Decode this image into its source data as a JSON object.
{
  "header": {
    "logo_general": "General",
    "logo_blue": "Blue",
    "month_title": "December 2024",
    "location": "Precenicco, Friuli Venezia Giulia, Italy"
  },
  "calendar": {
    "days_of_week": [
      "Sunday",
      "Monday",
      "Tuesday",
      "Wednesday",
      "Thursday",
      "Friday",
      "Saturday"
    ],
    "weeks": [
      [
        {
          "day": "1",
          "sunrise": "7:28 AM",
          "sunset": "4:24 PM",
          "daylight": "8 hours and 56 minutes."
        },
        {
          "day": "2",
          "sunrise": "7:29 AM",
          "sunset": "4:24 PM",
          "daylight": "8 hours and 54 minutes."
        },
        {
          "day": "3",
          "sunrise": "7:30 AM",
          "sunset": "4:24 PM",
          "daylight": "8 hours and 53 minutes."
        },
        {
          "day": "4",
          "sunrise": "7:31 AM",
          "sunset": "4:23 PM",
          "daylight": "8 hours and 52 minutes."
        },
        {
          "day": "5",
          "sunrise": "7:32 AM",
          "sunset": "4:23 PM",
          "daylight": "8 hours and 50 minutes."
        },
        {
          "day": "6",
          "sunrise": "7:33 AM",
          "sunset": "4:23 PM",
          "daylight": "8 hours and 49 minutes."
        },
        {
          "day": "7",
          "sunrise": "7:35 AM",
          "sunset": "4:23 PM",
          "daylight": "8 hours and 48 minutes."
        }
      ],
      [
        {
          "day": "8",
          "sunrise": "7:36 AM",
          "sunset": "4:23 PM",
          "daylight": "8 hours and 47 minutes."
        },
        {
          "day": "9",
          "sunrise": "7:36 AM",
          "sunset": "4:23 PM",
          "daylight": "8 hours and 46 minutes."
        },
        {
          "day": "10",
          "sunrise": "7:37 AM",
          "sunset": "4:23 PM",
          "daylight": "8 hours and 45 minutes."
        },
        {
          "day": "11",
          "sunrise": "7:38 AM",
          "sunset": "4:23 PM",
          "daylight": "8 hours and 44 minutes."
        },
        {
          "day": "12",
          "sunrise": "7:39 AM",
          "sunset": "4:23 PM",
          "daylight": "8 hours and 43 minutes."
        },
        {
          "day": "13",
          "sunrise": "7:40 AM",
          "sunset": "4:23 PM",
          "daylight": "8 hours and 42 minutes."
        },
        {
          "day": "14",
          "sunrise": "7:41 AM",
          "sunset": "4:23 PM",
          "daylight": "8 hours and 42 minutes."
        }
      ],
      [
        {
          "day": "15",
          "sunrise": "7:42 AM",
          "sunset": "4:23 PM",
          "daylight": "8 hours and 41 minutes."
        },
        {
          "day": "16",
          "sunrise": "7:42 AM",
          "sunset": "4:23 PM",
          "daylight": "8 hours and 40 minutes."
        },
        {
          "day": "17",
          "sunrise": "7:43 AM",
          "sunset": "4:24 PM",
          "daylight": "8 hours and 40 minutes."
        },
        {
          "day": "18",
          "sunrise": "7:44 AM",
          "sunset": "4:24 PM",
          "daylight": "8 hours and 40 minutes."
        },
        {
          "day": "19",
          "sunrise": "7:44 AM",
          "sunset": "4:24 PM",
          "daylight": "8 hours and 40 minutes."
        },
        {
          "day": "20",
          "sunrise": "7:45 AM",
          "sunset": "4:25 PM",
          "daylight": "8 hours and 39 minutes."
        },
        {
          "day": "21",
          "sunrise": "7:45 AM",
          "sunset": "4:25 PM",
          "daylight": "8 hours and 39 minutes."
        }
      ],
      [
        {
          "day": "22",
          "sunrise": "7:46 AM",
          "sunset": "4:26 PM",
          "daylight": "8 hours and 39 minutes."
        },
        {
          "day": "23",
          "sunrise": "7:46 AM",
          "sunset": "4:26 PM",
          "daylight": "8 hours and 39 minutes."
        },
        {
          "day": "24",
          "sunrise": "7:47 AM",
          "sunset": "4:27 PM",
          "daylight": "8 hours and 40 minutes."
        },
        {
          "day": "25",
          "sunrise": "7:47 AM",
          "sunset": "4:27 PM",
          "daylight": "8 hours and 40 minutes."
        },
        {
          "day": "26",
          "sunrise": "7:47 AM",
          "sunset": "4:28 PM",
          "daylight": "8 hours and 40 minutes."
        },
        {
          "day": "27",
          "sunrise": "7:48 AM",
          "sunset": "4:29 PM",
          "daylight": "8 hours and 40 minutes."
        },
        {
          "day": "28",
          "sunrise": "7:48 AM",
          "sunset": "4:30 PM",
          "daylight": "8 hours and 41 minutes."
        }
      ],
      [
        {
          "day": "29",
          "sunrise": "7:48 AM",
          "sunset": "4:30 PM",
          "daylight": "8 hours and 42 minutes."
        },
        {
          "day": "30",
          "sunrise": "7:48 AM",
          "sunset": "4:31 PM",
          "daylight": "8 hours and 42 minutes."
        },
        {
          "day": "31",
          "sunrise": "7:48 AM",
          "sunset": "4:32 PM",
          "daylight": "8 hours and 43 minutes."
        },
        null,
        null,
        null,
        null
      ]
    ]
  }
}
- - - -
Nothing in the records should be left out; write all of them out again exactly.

Decode this image into its source data as a JSON object.
{
  "header": {
    "logo_general": "General",
    "logo_blue": "Blue",
    "month_title": "December 2024",
    "location": "Precenicco, Friuli Venezia Giulia, Italy"
  },
  "calendar": {
    "days_of_week": [
      "Sunday",
      "Monday",
      "Tuesday",
      "Wednesday",
      "Thursday",
      "Friday",
      "Saturday"
    ],
    "weeks": [
      [
        {
          "day": "1",
          "sunrise": "7:28 AM",
          "sunset": "4:24 PM",
          "daylight": "8 hours and 56 minutes."
        },
        {
          "day": "2",
          "sunrise": "7:29 AM",
          "sunset": "4:24 PM",
          "daylight": "8 hours and 54 minutes."
        },
        {
          "day": "3",
          "sunrise": "7:30 AM",
          "sunset": "4:24 PM",
          "daylight": "8 hours and 53 minutes."
        },
        {
          "day": "4",
          "sunrise": "7:31 AM",
          "sunset": "4:23 PM",
          "daylight": "8 hours and 52 minutes."
        },
        {
          "day": "5",
          "sunrise": "7:32 AM",
          "sunset": "4:23 PM",
          "daylight": "8 hours and 50 minutes."
        },
        {
          "day": "6",
          "sunrise": "7:33 AM",
          "sunset": "4:23 PM",
          "daylight": "8 hours and 49 minutes."
        },
        {
          "day": "7",
          "sunrise": "7:35 AM",
          "sunset": "4:23 PM",
          "daylight": "8 hours and 48 minutes."
        }
      ],
      [
        {
          "day": "8",
          "sunrise": "7:36 AM",
          "sunset": "4:23 PM",
          "daylight": "8 hours and 47 minutes."
        },
        {
          "day": "9",
          "sunrise": "7:36 AM",
          "sunset": "4:23 PM",
          "daylight": "8 hours and 46 minutes."
        },
        {
          "day": "10",
          "sunrise": "7:37 AM",
          "sunset": "4:23 PM",
          "daylight": "8 hours and 45 minutes."
        },
        {
          "day": "11",
          "sunrise": "7:38 AM",
          "sunset": "4:23 PM",
          "daylight": "8 hours and 44 minutes."
        },
        {
          "day": "12",
          "sunrise": "7:39 AM",
          "sunset": "4:23 PM",
          "daylight": "8 hours and 43 minutes."
        },
        {
          "day": "13",
          "sunrise": "7:40 AM",
          "sunset": "4:23 PM",
          "daylight": "8 hours and 42 minutes."
        },
        {
          "day": "14",
          "sunrise": "7:41 AM",
          "sunset": "4:23 PM",
          "daylight": "8 hours and 42 minutes."
        }
      ],
      [
        {
          "day": "15",
          "sunrise": "7:42 AM",
          "sunset": "4:23 PM",
          "daylight": "8 hours and 41 minutes."
        },
        {
          "day": "16",
          "sunrise": "7:42 AM",
          "sunset": "4:23 PM",
          "daylight": "8 hours and 40 minutes."
        },
        {
          "day": "17",
          "sunrise": "7:43 AM",
          "sunset": "4:24 PM",
          "daylight": "8 hours and 40 minutes."
        },
        {
          "day": "18",
          "sunrise": "7:44 AM",
          "sunset": "4:24 PM",
          "daylight": "8 hours and 40 minutes."
        },
        {
          "day": "19",
          "sunrise": "7:44 AM",
          "sunset": "4:24 PM",
          "daylight": "8 hours and 40 minutes."
        },
        {
          "day": "20",
          "sunrise": "7:45 AM",
          "sunset": "4:25 PM",
          "daylight": "8 hours and 39 minutes."
        },
        {
          "day": "21",
          "sunrise": "7:45 AM",
          "sunset": "4:25 PM",
          "daylight": "8 hours and 39 minutes."
        }
      ],
      [
        {
          "day": "22",
          "sunrise": "7:46 AM",
          "sunset": "4:26 PM",
          "daylight": "8 hours and 39 minutes."
        },
        {
          "day": "23",
          "sunrise": "7:46 AM",
          "sunset": "4:26 PM",
          "daylight": "8 hours and 39 minutes."
        },
        {
          "day": "24",
          "sunrise": "7:47 AM",
          "sunset": "4:27 PM",
          "daylight": "8 hours and 40 minutes."
        },
        {
          "day": "25",
          "sunrise": "7:47 AM",
          "sunset": "4:27 PM",
          "daylight": "8 hours and 40 minutes."
        },
        {
          "day": "26",
          "sunrise": "7:47 AM",
          "sunset": "4:28 PM",
          "daylight": "8 hours and 40 minutes."
        },
        {
          "day": "27",
          "sunrise": "7:48 AM",
          "sunset": "4:29 PM",
          "daylight": "8 hours and 40 minutes."
        },
        {
          "day": "28",
          "sunrise": "7:48 AM",
          "sunset": "4:30 PM",
          "daylight": "8 hours and 41 minutes."
        }
      ],
      [
        {
          "day": "29",
          "sunrise": "7:48 AM",
          "sunset": "4:30 PM",
          "daylight": "8 hours and 42 minutes."
        },
        {
          "day": "30",
          "sunrise": "7:48 AM",
          "sunset": "4:31 PM",
          "daylight": "8 hours and 42 minutes."
        },
        {
          "day": "31",
          "sunrise": "7:48 AM",
          "sunset": "4:32 PM",
          "daylight": "8 hours and 43 minutes."
        },
        null,
        null,
        null,
        null
      ]
    ]
  }
}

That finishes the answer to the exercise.